(Page and application data records)
---
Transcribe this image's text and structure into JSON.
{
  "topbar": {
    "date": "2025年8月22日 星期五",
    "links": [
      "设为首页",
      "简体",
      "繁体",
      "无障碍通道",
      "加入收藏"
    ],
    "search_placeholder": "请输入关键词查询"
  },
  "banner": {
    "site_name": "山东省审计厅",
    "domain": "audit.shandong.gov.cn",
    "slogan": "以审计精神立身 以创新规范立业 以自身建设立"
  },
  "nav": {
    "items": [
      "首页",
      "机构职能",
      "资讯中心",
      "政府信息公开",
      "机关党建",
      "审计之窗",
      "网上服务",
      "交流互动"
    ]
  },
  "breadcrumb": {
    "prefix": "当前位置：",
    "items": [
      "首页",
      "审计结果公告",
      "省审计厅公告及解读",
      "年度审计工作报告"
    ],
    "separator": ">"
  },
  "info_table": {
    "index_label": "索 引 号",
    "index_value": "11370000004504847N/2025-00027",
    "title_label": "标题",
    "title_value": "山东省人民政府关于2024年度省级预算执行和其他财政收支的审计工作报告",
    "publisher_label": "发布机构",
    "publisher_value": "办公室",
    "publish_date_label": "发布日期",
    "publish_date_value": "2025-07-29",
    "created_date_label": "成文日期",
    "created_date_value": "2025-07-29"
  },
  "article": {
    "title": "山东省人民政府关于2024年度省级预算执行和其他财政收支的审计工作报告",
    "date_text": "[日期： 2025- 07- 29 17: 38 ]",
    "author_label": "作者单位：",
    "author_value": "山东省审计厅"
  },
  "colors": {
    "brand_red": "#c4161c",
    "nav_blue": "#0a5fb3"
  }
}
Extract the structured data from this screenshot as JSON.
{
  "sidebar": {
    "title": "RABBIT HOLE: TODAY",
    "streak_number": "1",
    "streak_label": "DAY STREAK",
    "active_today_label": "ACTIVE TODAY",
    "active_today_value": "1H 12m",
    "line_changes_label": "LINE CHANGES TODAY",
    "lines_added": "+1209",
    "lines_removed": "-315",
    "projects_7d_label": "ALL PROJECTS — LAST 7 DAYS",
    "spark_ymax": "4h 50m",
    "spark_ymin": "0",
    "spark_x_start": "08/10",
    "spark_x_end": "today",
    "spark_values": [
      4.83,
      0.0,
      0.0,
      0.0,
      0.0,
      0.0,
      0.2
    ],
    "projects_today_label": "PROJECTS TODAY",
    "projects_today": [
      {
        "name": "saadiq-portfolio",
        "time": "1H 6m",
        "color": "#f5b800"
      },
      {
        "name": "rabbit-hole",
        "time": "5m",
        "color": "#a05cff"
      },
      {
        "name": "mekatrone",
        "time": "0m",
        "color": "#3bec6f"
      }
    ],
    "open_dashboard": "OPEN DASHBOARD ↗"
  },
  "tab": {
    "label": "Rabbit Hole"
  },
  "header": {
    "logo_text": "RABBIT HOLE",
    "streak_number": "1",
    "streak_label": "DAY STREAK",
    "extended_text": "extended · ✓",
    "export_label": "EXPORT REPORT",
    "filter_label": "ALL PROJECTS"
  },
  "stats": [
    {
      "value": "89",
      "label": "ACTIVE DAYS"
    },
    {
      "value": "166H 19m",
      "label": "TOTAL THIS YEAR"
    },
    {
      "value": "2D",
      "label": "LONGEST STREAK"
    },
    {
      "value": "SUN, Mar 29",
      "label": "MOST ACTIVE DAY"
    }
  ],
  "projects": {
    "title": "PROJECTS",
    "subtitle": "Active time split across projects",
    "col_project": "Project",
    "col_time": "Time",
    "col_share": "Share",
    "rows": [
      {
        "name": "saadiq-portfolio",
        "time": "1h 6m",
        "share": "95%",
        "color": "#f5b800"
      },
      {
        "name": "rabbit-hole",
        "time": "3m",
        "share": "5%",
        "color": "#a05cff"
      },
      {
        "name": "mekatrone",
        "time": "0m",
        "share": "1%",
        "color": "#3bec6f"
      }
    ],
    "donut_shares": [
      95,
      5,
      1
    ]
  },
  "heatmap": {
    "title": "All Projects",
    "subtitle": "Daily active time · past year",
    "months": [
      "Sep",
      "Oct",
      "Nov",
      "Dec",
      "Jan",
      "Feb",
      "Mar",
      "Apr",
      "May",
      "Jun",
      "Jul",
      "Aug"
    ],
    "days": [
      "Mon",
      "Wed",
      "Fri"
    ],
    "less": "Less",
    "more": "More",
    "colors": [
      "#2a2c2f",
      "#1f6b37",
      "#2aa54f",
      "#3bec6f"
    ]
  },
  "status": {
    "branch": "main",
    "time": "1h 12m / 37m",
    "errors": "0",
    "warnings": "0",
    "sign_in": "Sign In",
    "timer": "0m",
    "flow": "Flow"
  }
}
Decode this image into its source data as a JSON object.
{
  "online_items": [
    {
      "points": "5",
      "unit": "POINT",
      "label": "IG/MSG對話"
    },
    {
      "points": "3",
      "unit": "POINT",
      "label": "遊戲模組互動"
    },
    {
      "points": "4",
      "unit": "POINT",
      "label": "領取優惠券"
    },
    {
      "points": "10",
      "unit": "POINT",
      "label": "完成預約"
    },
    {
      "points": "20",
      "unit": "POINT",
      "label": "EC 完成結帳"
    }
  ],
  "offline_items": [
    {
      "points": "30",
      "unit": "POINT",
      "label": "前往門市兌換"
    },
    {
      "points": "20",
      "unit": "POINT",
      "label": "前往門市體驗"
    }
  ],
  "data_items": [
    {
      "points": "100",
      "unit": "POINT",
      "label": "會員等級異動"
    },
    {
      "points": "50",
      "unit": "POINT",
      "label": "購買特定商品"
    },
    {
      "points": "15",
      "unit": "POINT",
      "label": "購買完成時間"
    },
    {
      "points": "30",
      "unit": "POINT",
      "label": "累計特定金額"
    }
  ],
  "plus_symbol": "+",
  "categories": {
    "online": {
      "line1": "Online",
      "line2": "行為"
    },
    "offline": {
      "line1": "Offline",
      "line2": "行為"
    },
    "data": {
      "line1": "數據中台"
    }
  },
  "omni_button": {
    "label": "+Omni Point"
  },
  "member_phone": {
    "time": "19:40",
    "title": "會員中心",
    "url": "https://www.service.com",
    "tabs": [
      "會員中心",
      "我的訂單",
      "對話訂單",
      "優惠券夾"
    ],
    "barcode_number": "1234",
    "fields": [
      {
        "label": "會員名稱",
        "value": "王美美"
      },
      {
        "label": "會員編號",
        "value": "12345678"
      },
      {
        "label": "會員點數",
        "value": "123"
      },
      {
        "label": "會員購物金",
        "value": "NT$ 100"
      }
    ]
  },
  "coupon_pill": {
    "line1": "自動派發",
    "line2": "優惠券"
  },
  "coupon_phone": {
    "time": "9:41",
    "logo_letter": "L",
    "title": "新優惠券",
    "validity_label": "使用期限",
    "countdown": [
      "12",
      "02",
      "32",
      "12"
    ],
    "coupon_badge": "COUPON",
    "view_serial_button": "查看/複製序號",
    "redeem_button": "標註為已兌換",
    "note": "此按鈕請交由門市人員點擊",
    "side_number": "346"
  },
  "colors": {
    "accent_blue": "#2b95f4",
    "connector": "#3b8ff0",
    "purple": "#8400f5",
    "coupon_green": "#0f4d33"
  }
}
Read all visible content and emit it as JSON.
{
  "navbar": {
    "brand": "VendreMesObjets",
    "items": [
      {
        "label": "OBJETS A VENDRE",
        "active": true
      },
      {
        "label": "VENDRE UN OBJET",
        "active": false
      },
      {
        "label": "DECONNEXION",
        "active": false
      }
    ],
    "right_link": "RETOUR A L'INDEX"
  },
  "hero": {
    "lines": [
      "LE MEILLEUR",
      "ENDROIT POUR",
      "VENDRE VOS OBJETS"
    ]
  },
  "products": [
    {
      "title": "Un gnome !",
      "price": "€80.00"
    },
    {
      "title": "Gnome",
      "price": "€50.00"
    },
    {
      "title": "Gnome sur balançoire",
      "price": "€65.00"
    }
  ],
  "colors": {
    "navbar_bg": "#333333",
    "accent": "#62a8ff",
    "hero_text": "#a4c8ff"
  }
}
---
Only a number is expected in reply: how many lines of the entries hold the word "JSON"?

:: ANSWER SECTION ::
4